h1 { border: 1px solid #000 }

Note: border defines border properties on all sides of a selector. To define border properties for specific sides, use the border-top, border-right, border-bottom, and border-left shortcut properties.

Listing 12: List properties

     list-style-type: disc;
     list-style-position: outside;
     list-style-image: url(bullet.gif)

Listing 13: List properties combined using the list-style shorthand property

ul { list-style: disc outside url(bullet.gif) }

We can achieve additional savings by eliminating needless declarations. For example, in the list example, above, we don't need to define list-style-type since the list marker is an image rather than a generated bullet. Besides, "disc" is the initial value for list-style-type, as is "outside" for list-style-position. Properties that use initial values don't need to be declared since they are provided by default (Listing 14).

Listing 14: list-style shorthand property with unnecessary values removed

ul { list-style: url(bullet.gif) }

Margins and padding can also be defined using shorthand. Margins and padding define the space at the top, bottom, and sides of elements, and the shorthand method is common to both. Let's focus on padding for the sake of illustration. The style rule in Listing 15 contains a padding declaration for each of the four sides of the h1 selector.

Listing 15: Padding properties

     padding-top: 20px;
     padding-right: 10px;
     padding-bottom: 4px;
     padding-left: 10px

We can use the padding shorthand property to declare all four properties in one rule (Listing 16):

Listing 16: Padding properties combined using the padding shorthand property

h1 { padding: 20px 10px 4px 10px }

Both margin and padding shorthand properties provide an additional method for condensing code when the property values are the same on different sides of the selector. Let's use the margin shorthand property for the next examples. When all sides share the same margin, only one value needs to be declared (Listing 17):

Listing 17: 10px margin on all sides of heading

h1 { margin: 10px }

When the top and bottom and the left and right sides share the same margin, two values need to be specified (Listing 18):

Listing 18: 10px margin at top and bottom, 8px margin on left and right

h1 { padding: 10px 8px }

And, finally, when the left and right sides share the same margin, three values need to be specified (Listing 19):

Listing 19: 10px margin at top, 8px margin on left and right, and 4px margin at bottom

h1 { padding: 10px 8px 4px }

And that's it for CSS shorthand properties. Take a look at Example 1 and Listing 20 to see shorthand properties in action.

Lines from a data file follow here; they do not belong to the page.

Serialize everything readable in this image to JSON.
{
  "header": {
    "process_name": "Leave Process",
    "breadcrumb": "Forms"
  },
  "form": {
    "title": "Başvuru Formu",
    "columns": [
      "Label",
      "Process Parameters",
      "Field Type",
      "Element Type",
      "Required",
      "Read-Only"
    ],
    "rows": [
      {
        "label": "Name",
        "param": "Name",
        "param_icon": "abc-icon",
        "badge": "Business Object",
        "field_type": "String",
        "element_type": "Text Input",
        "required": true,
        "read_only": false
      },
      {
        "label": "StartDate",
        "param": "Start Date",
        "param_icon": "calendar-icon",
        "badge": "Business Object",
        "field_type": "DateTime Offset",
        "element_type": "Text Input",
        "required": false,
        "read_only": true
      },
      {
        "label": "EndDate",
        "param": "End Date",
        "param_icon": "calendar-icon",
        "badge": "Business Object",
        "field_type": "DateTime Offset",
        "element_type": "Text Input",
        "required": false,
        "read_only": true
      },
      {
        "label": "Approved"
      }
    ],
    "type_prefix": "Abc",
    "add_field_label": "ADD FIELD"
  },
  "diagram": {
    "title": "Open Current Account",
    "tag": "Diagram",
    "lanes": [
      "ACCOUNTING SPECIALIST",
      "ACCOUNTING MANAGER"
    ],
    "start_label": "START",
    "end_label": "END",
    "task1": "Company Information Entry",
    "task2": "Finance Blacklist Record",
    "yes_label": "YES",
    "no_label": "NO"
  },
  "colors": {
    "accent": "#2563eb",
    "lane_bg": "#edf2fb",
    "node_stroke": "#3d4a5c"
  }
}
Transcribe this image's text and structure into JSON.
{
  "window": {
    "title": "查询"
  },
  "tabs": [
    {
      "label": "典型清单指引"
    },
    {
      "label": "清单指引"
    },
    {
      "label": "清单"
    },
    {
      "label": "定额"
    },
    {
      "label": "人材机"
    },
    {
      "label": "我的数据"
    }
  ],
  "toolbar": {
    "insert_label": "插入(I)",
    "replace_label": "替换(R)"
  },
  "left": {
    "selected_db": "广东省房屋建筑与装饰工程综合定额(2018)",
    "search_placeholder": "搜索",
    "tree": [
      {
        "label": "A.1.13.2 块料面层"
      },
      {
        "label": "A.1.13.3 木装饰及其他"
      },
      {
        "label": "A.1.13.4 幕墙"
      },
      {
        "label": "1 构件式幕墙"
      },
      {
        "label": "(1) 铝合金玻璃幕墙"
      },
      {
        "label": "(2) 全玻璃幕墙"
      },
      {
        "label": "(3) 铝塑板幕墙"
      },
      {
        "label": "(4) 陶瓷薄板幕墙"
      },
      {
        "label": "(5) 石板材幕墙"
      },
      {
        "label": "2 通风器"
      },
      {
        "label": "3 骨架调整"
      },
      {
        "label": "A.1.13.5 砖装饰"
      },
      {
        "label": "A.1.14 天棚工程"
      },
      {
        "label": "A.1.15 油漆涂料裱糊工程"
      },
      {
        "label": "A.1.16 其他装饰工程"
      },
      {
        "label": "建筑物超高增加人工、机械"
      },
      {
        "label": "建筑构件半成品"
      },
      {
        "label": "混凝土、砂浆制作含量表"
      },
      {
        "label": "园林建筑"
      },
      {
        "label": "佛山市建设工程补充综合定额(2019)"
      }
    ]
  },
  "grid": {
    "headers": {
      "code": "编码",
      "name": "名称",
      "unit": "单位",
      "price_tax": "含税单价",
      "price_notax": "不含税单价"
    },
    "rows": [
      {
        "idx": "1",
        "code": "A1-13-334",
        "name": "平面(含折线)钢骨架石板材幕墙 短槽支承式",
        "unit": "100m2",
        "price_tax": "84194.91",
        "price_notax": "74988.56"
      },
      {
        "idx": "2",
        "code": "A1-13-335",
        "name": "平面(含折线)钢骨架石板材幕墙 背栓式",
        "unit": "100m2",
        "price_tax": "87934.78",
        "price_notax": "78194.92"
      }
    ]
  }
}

Note which properties are declared and which are omitted for additional savings.

Listing 20: CSS shorthand properties

     background: #ddede5 url(bg.gif) repeat-x;
     margin: 70px 18px 4px;

     font: small-caps bold 1.4em/1.5em Verdana, Arial, sans-serif;
     border-bottom: 4px solid #7080ac 

     list-style: url(bullet.gif);
     font: .85em/1.7em Verdana, Arial, sans-serif 


These code-cutting measures are guaranteed to trim lines off your CSS code, or at least gain you a character or two, plus the satisfaction of a job well done. Many others have written great tutorials on CSS shorthand: